I wrote a prologue for my book this week. It kind of changes the focus of the book in general so now I'm going to need to lightly edit the 3 1/2 other scenes I had finished to match the tone. I don't really mind that. I felt they were missing something anyway. I'm hoping that my prologue will give the main story context and more driving force. I like stories that are clearly going somewhere, not stories that meander or that I can only guess what the point of them is.
But here's the gamble I'm making: the prologue (and the epilogue that will accompany it) make the "main story" essentially one long, complex flashback. The prologue/epilogue are thousands of years later than the main story. This is a format I intend to employ with a least a few books in a series. Each book's "main story" will be a stand alone story, but the prologue/epilogue from book to book will be connected.

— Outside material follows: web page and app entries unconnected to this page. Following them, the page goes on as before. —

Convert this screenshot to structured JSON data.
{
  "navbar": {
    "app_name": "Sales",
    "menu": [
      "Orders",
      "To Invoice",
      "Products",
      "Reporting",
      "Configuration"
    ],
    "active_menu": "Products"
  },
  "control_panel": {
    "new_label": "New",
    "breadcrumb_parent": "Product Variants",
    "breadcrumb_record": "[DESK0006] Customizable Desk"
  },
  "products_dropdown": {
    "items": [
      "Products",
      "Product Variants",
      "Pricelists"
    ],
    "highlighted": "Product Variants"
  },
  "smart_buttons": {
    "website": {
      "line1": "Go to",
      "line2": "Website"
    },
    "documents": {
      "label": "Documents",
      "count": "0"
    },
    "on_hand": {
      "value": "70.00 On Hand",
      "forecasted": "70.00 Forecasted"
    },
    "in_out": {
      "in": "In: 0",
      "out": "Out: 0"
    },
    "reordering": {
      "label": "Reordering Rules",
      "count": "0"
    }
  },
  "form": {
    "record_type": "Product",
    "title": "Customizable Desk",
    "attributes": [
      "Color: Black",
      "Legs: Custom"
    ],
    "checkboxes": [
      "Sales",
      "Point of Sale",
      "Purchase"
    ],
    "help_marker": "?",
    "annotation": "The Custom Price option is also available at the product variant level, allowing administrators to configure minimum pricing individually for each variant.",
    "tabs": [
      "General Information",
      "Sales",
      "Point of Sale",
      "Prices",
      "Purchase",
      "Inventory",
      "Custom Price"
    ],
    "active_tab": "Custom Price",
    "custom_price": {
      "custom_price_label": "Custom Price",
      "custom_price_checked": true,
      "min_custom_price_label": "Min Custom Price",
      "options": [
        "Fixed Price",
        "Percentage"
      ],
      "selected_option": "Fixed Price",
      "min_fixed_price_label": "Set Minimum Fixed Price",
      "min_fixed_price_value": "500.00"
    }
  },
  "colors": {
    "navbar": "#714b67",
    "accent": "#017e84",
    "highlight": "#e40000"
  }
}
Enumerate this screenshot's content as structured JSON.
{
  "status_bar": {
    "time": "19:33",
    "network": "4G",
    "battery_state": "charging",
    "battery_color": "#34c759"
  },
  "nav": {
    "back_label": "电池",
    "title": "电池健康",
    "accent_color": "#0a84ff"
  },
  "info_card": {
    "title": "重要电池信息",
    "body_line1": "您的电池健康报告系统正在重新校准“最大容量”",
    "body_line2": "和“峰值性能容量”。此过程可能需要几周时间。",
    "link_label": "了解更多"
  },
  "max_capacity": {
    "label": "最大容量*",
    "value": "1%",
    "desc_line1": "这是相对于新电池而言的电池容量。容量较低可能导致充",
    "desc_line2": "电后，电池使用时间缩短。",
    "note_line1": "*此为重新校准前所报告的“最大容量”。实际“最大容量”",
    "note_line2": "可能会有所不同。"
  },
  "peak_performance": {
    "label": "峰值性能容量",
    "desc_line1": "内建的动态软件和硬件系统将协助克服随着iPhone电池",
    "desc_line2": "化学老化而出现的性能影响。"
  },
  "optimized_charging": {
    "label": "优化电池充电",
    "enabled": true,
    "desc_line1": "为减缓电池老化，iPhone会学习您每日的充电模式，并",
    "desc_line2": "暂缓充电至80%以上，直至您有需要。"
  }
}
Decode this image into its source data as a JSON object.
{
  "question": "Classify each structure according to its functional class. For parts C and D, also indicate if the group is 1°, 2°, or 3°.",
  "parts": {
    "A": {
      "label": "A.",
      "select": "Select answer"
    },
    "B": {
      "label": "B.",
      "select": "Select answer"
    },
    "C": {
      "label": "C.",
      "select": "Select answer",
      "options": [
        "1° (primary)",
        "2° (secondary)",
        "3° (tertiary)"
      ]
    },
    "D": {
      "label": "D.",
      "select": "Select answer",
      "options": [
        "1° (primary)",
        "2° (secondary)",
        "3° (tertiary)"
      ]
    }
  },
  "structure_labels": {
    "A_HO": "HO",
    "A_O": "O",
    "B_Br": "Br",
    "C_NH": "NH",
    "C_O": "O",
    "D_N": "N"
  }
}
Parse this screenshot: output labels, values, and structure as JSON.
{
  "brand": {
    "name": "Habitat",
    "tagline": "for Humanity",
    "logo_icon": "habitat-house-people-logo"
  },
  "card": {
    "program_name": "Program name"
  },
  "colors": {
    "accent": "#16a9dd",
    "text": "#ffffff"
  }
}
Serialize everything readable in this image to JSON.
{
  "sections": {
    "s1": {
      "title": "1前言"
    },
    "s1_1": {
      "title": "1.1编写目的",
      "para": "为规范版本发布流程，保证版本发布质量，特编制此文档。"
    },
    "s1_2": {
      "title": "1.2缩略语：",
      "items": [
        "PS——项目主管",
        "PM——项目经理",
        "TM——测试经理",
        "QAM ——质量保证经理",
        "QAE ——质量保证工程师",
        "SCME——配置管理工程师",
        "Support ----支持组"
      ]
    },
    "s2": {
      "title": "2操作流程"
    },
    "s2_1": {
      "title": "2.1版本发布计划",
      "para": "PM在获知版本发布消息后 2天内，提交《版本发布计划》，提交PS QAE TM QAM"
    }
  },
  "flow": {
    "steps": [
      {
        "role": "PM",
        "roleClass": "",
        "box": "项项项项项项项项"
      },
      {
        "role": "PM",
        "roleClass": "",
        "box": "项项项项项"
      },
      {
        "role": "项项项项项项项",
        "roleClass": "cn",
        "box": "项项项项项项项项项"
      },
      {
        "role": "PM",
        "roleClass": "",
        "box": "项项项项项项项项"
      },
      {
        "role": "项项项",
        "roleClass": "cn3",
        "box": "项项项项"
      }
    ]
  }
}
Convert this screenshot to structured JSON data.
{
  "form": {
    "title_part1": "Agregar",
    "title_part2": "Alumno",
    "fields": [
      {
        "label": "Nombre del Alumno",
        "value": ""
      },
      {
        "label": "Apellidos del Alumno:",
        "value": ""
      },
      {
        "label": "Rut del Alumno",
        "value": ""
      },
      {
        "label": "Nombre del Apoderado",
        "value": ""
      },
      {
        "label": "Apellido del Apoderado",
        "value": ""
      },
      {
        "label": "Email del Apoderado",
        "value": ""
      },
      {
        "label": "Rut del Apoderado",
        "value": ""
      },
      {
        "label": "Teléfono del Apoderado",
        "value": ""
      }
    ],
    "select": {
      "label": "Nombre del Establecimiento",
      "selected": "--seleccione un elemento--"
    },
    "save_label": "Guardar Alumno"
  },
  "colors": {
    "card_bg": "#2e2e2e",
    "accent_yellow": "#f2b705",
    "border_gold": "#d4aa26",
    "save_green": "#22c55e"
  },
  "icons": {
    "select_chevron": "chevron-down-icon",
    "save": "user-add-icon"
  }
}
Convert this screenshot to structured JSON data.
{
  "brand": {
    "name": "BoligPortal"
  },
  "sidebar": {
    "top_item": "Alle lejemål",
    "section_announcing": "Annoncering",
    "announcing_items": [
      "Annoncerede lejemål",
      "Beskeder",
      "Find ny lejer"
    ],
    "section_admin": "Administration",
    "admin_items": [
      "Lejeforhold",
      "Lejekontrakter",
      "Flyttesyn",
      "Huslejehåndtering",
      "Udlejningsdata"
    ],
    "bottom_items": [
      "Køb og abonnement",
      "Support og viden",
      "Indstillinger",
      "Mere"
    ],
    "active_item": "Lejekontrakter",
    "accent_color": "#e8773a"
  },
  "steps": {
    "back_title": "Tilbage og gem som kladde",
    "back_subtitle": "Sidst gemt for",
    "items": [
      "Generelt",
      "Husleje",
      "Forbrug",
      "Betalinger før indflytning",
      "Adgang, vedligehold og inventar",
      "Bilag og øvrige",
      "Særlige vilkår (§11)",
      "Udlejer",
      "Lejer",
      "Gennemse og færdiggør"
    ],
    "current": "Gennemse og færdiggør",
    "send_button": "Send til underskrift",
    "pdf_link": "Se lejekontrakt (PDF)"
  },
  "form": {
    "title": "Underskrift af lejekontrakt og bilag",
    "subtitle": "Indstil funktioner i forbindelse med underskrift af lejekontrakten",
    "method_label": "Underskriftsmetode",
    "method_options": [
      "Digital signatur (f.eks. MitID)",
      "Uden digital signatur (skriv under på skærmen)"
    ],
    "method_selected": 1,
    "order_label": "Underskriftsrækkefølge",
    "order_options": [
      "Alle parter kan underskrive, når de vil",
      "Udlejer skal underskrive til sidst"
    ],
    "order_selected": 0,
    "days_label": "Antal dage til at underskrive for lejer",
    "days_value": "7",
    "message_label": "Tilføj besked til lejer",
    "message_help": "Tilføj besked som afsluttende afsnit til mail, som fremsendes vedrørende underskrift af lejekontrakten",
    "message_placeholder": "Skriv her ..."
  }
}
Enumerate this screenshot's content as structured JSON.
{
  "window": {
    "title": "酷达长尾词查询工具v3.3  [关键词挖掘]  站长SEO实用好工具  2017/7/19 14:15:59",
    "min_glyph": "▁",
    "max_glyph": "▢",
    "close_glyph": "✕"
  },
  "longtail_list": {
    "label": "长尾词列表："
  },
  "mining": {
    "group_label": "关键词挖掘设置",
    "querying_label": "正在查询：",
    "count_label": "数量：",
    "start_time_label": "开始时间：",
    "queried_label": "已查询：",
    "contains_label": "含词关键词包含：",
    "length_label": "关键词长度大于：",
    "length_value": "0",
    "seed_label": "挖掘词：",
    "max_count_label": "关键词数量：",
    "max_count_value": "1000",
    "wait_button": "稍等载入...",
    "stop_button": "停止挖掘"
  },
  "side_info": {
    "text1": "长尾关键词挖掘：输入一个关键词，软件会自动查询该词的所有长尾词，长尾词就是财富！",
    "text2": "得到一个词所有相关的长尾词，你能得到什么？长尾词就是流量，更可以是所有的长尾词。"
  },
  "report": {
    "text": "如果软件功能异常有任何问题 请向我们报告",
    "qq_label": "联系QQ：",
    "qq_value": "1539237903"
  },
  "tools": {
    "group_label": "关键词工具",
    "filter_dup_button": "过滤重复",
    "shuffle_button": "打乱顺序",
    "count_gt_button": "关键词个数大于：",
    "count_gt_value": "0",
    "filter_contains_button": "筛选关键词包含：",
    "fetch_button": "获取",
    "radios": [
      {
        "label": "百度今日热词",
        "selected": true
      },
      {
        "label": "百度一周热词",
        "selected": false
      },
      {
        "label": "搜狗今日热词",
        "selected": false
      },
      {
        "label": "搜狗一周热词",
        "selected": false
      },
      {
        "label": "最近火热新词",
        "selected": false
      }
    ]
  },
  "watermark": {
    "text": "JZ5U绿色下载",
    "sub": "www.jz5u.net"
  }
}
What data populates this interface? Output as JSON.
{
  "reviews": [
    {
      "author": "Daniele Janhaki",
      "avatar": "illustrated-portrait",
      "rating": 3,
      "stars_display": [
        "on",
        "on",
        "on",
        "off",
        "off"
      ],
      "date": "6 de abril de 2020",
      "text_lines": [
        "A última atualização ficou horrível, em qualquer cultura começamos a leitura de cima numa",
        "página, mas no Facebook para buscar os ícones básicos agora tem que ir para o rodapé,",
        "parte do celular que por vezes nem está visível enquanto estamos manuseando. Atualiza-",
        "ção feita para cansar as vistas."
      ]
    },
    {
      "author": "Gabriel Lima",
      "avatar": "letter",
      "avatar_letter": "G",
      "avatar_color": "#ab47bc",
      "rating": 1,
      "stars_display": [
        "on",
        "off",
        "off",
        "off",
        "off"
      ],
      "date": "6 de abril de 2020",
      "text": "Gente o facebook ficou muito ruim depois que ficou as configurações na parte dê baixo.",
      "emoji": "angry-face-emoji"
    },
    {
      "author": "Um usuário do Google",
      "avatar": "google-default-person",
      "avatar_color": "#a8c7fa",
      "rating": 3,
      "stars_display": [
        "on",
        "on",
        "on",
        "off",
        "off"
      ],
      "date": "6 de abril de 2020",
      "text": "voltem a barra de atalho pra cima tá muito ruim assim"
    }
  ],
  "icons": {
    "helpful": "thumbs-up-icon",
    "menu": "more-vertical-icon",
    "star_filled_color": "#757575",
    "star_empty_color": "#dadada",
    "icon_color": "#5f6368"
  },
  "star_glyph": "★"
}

Now, every time I see prologues discussed on blogs and forums and such the advice is "Better safe than sorry." In other words, steer clear of them. But I think that part of being a good writer is knowing your target audience and that means knowing the genre that you're writing in. As often as not, the general advice about writing that you find here and there isn't aimed at any particular genre and yet the tropes and expectations from genre to genre are so varied. I think you need to think about when such advice may not necessarily apply to you because of what you write and who your audience is.
I write epic fantasy. And while I haven't read everything the genre has to offer, it seems to me that prologues are an accepted and welcome trope of the genre. And many prologues in epic fantasy will involve some sort of inciting incident from the distant past that set the events of the main story in motion. Large passages of time are usually not an obstacle for epic fantasy readers.
Of course, what I'm doing is sort of the opposite of that. It's entirely possible that essentially making the plot of my book one huge chunk of backstory to the prologue and epilogue will be an unpopular move. I'm one of those weird people who can never get enough of backstory. I just want to know everything and anything that ever happened related in anyway to what is going on now. I fear that I'm an anomaly and that the vast majority of people aren't as obsessed with the history of fictional worlds as I am. Ah well, I can only write the kind of story I would like to read.
Alas, the prologue of 1957 words was my only progress this past week. But it's better than nothing, right? I'm going to try really hard to make more progress during the coming week.
How about you? Do you enjoy prologues? What do you think is the greatest danger of including a prologue?